The Aztecs recently beat the preseason favorite to win the Mountain West by 30 points. It was complete and total domination that has since catapulted the Aztecs up the computer metrics.
The Rams are a team built for the modern game of basketball. They usually have five players on the floor that can shoot the basketball, they have multiple ball handlers on the floor at any given moment, and they have one of the best point guards in the nation.
The Aztecs completely shut their high powered offense down. It was a full team effort, no one player or lineup can take full credit, but there is one lineup that should be highlighted.
The Aztecs played 2:33 with a lineup of Butler, CBM, Johnson, Arop, and Mensah on the floor. Two and a half minutes will not make or break a game, but nevertheless it was an important stretch.
The Aztecs out scored the Rams 9-2 in those two and a half minutes. CSU took only two shots, and had two turnovers. The Aztecs scored five of their points on transition plays.
This lineup, at least on paper, does not look like it should score 1.8 points per possession. At least three of the players are non-shooters. The jury is still out on the other two. So defenses should be able to just pack the paint, force tough shots, and get the rebound.
Instead, the Aztecs cause turnovers and misses of their own, and then run before the defense can get set. When they did need to run half court offense they found a way to get offensive rebounds or draw fouls. The Aztecs out rebounded CSU 4-0 in the two and a half minute span.

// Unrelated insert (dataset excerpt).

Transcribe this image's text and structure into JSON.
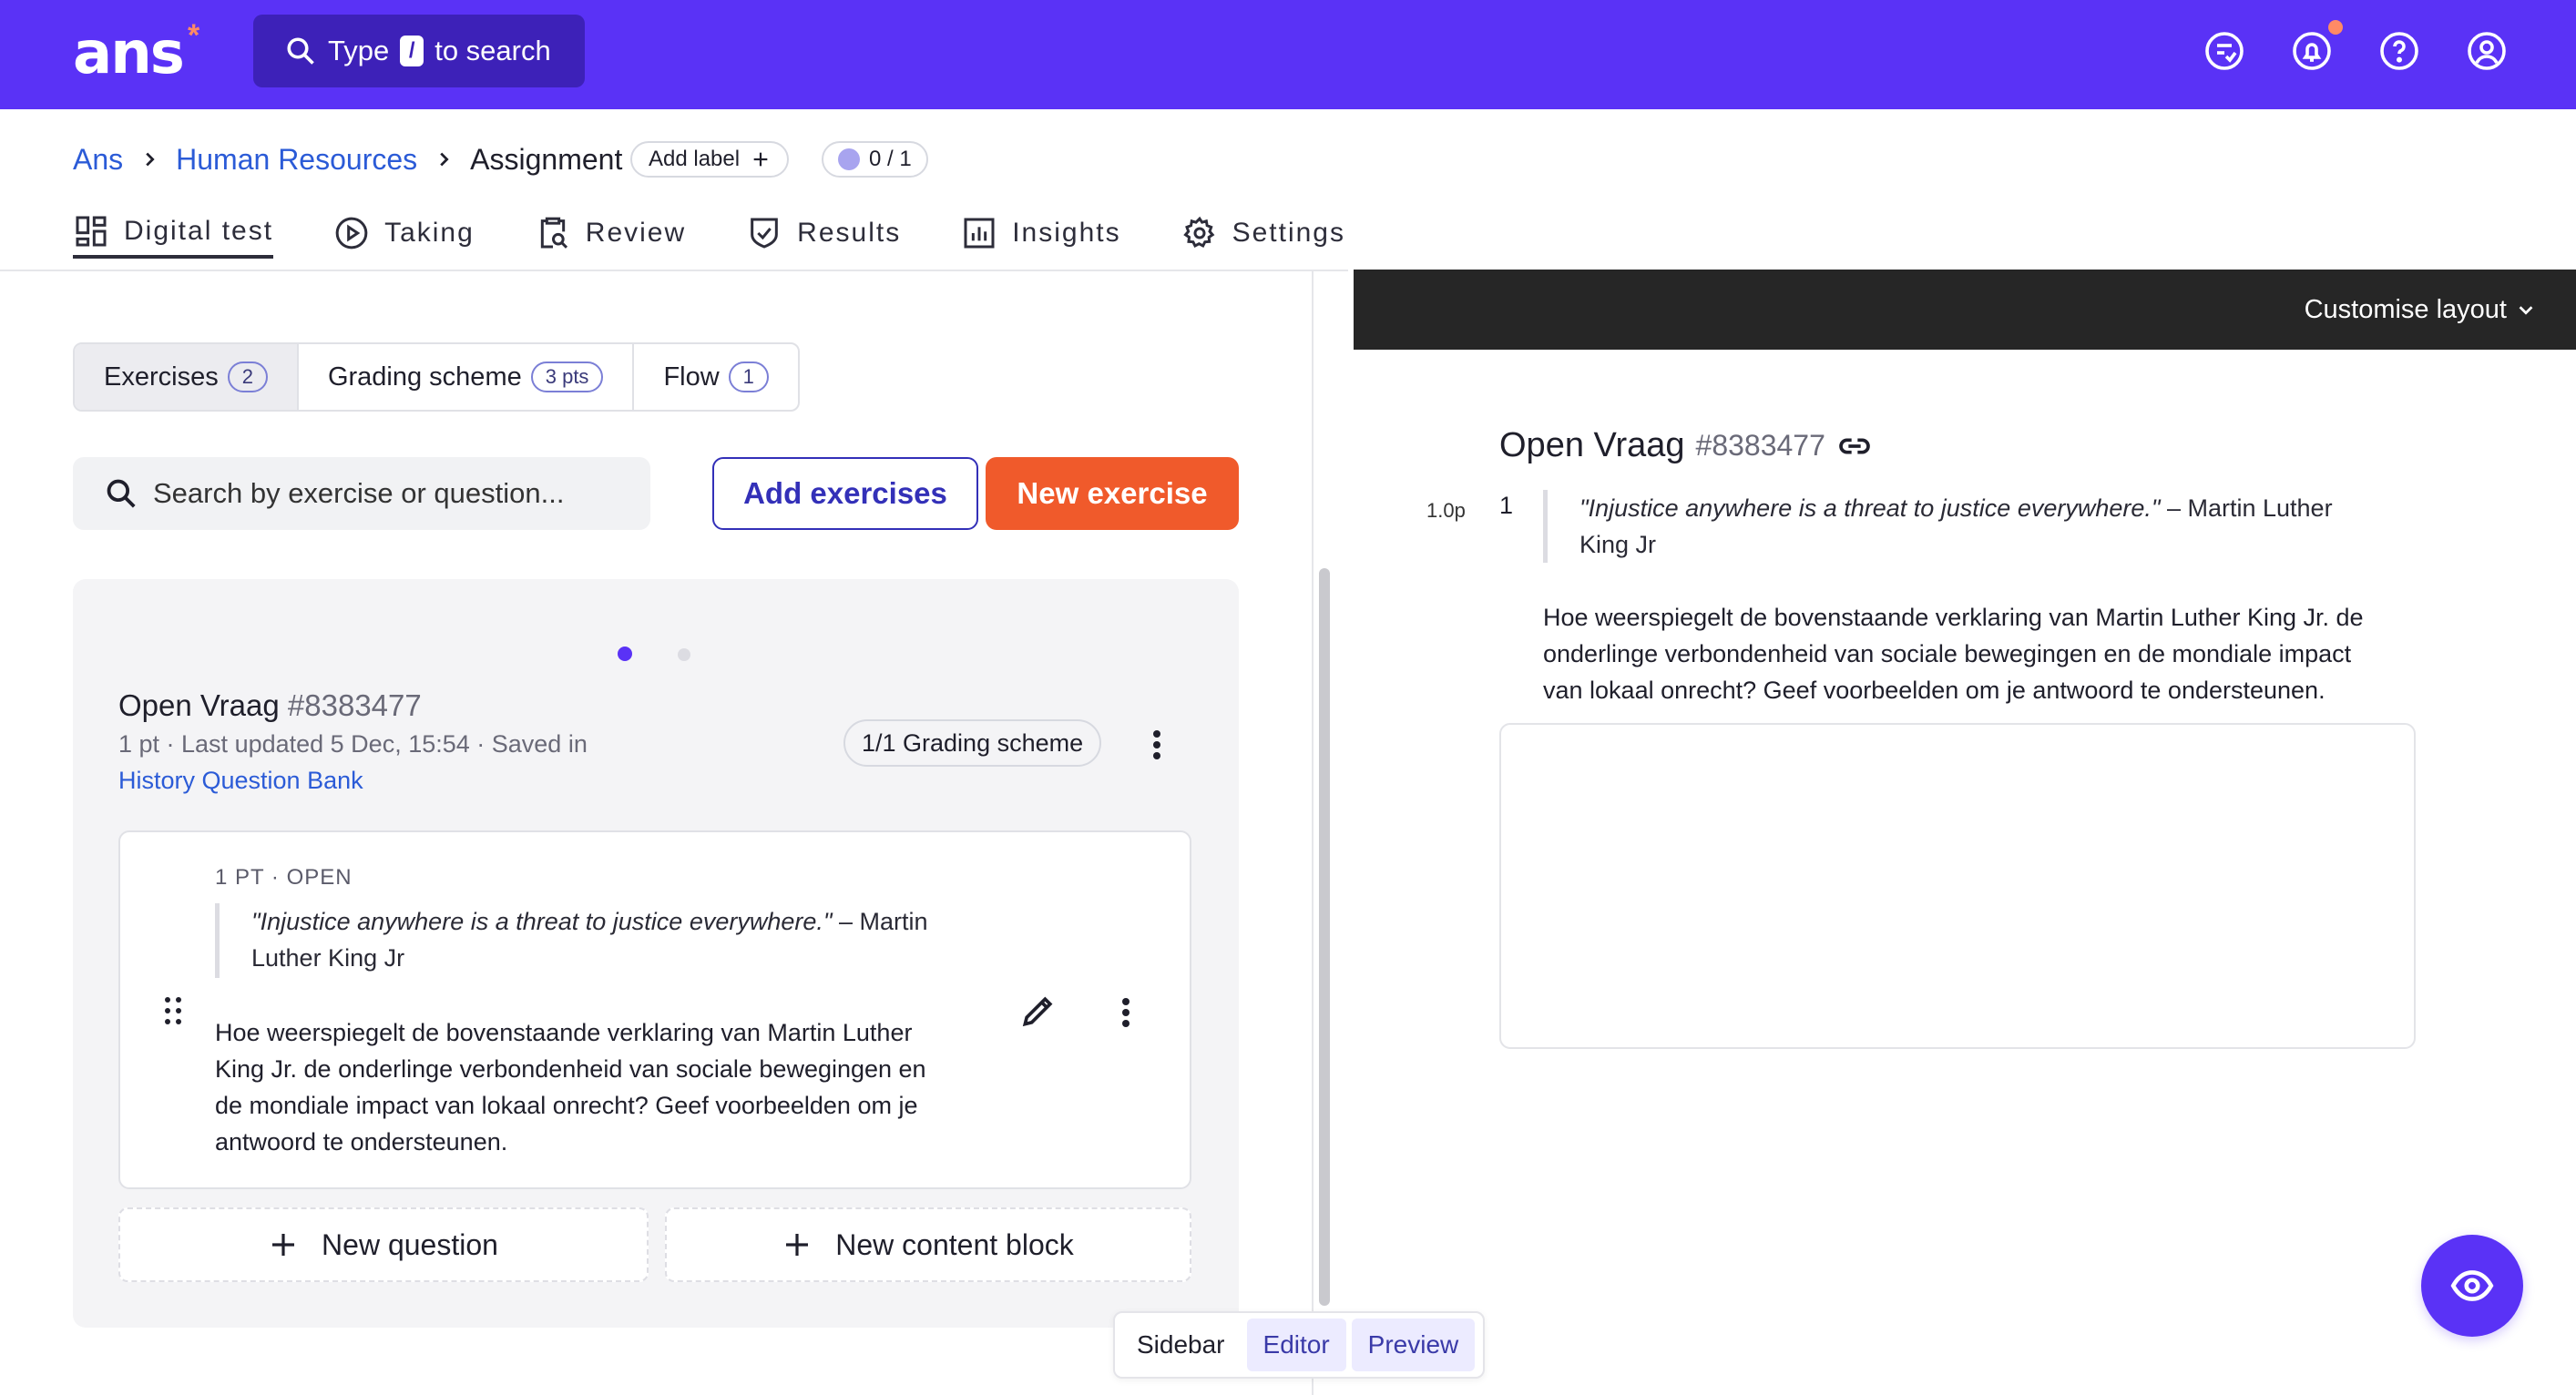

It is a small sample size to judge a lineup on. Maybe they just matched up well with the Rams lineup at the time. Maybe they got a little lucky. The defensive intensity and skill makes sense though. Four players are 6’6” or taller, and all with wingspan’s greater than their height. It is a lineup where every player (save Butler) can guard positions 1-5, and even Butler has a strong base for his position to help him bang with bigger opponents.
Then they excel at turning the defense to offense. Few people in the nation can stop Lamont Butler on the fast break, and even if he is not in a position to run, he can throw the hit ahead pass and let someone else score. CBM, Arop, and Johnson are all capable scorers in transition as well.
The lineup has a small sample but a lot of success. The team should continue to use it for a couple minutes each game to see how it goes. Taking a few minutes to frustrate the opponent by forcing turnovers and scoring a couple easy points is never a bad thing.